The post-season qualifiers are all determined in the AL, but it’s a different story in the NL with two divisions in a virtual dead heat with 5 days left in the season. After the break, a closer look at the races in the NL’s Central and West divisions. Continue reading
Thanks to Richard Chester for providing this fun assortment of odd statistical facts.
Dr. Doom provides us with another new metric to measure wins contributed by pitchers. Not wins above replacement, just wins, plain and simple. More after the jump.
Hello again, my HHS friends! Dr. Doom here again. Thanks for bearing with me through those first two parts; I know they were review for most of us, but I figured I should make sure to explain everything, just in case someone new needed a primer. In any case, welcome to the final part of the series. As always, a special thanks to Doug for posting these, and to the community for tolerating them. This truly is a great place to talk baseball on the web.
As you’ll recall, in Part 1 we discussed the Pythagorean Record and how innings pitched relate to decisions. In Part 2, we saw how ERA+ works. Now, using those tools at our disposal, it’s time to build our WAR paradigm! More after the jump. Continue reading
Greetings, HHSers from Dr. Doom!
OK, so here’s the thing. This website is called “High Heat STATS.” And while Doug will occasionally enlighten us with a beautiful, table-filled column about some statistic or other through time, I think we all just like talking baseball. But in this series of posts, I’m going to get into the nitty-gritty of building a mock-WAR that I think you’ll all enjoy. It’s a quick-and-dirty way to do a couple of things I think are important.
- It takes ERA (or FIP) numbers and prioritizes them over won-lost records;
- It allows (more) direct comparisons of starters and relievers;
- It simplifies down to one dimension VERY quickly and easily (or stays two-dimensional, if you prefer);
- It is easily figured with a computer/calculator and only TWO stats, easily found on Baseball-Reference or Fangraphs.
The NL East has to be baseball’s surprise division this season, with the upstart Braves and Phillies so far besting the pre-season favorite Nationals, currently just a .500 team after running away with the division a year ago. For the Phillies, it’s their second straight year as a 40-40 club, a back-to-back they also accomplished in the 1949 and 1950 seasons, the latter a pennant-winning campaign. So, what’s a 40-40 team? If you guessed 40% of PA and 40% of IP given to players aged 25 and under, you nailed it. More after the jump.
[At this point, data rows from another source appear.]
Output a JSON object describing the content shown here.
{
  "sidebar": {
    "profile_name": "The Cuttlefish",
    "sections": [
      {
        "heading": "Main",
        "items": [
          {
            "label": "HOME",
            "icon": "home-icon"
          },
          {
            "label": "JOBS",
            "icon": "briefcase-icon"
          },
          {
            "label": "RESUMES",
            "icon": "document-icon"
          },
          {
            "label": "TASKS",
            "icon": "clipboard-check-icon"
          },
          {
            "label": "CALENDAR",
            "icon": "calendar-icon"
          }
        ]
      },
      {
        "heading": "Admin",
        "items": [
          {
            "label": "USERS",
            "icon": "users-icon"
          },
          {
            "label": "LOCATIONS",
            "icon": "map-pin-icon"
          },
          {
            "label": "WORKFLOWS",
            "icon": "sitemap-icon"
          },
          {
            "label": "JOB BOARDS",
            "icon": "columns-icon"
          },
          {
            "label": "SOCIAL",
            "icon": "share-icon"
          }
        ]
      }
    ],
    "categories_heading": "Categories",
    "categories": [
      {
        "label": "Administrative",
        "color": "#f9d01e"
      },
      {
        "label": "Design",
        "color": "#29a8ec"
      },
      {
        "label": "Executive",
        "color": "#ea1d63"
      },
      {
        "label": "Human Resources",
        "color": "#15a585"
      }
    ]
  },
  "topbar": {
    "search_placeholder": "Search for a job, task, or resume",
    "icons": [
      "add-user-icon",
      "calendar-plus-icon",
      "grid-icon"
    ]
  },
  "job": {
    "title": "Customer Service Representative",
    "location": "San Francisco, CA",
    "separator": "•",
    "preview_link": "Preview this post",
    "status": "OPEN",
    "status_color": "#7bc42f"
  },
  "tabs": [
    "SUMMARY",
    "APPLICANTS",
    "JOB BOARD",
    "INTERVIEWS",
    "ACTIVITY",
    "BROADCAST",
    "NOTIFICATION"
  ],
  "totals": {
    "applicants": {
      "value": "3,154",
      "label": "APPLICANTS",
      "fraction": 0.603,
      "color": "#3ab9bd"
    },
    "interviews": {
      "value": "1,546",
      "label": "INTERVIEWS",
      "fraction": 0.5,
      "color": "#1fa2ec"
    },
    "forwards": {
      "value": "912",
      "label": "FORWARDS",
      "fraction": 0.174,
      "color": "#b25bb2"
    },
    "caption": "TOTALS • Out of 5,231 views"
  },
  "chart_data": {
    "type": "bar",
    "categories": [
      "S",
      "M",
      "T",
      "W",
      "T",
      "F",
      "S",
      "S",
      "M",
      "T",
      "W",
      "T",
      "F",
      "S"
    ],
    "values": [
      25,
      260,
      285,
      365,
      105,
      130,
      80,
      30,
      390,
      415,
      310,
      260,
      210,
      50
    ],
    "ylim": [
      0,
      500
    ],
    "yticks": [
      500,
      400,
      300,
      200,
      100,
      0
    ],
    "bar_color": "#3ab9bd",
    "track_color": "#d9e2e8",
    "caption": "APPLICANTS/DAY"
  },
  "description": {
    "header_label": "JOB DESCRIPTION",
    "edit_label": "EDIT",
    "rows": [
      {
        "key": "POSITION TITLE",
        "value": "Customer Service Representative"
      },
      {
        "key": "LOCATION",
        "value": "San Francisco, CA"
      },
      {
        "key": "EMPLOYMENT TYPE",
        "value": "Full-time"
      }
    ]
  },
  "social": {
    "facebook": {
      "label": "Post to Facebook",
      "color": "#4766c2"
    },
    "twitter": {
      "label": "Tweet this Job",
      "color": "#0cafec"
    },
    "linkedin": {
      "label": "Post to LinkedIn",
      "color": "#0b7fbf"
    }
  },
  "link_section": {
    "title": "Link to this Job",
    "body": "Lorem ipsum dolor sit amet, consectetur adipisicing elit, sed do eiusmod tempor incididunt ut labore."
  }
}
The 3-0 pitch is possibly one of the most predictable events in baseball, a short interlude in which the competitive game usually takes a break. We’ve all seen it – the hitter resting his bat on his shoulder and affecting body language that tells everyone in the ballpark that he won’t be swinging. And, the pitcher responding by grooving a center cut fastball. Heck, even the umpire gets into the act, expanding his strike zone to include anything even close to being a strike. After this, the game resumes, with the batter suddenly dialed in and looking to do some damage to the still vulnerable pitcher. As familiar as that scenario seems, things have been changing in recent years, as more hitters are taking their cuts on 3-0 offerings. More after the jump. Continue reading
This is the third in a series of posts on the 1890s Baltimore Orioles by HHS contributor e pluribus munu. if you’ve written something you’d like to share with the HHS community, drop me a note at email@example.com.
In 1897, Oriole manager Ned Hanlon was quoted in The Sporting News, saying: “We didn’t play ball in 1889 as we play it now.” Although the pitching change of 1893 had been made midway in that eight-year interval, the article went on to specify something entirely different as the point of Hanlon’s remark. “In the old days, once a man got to first base the next batter walked to the plate and promptly attempted to knock the cover off the ball.” By 1897, however, teams were increasingly playing what was called “scientific baseball” or “inside baseball”: they were focusing on complex one-run-at-a-time tactics that required hitters to execute their at-bats in support of team strategies, rather than swinging away to try to build up their individual batting records. Continue reading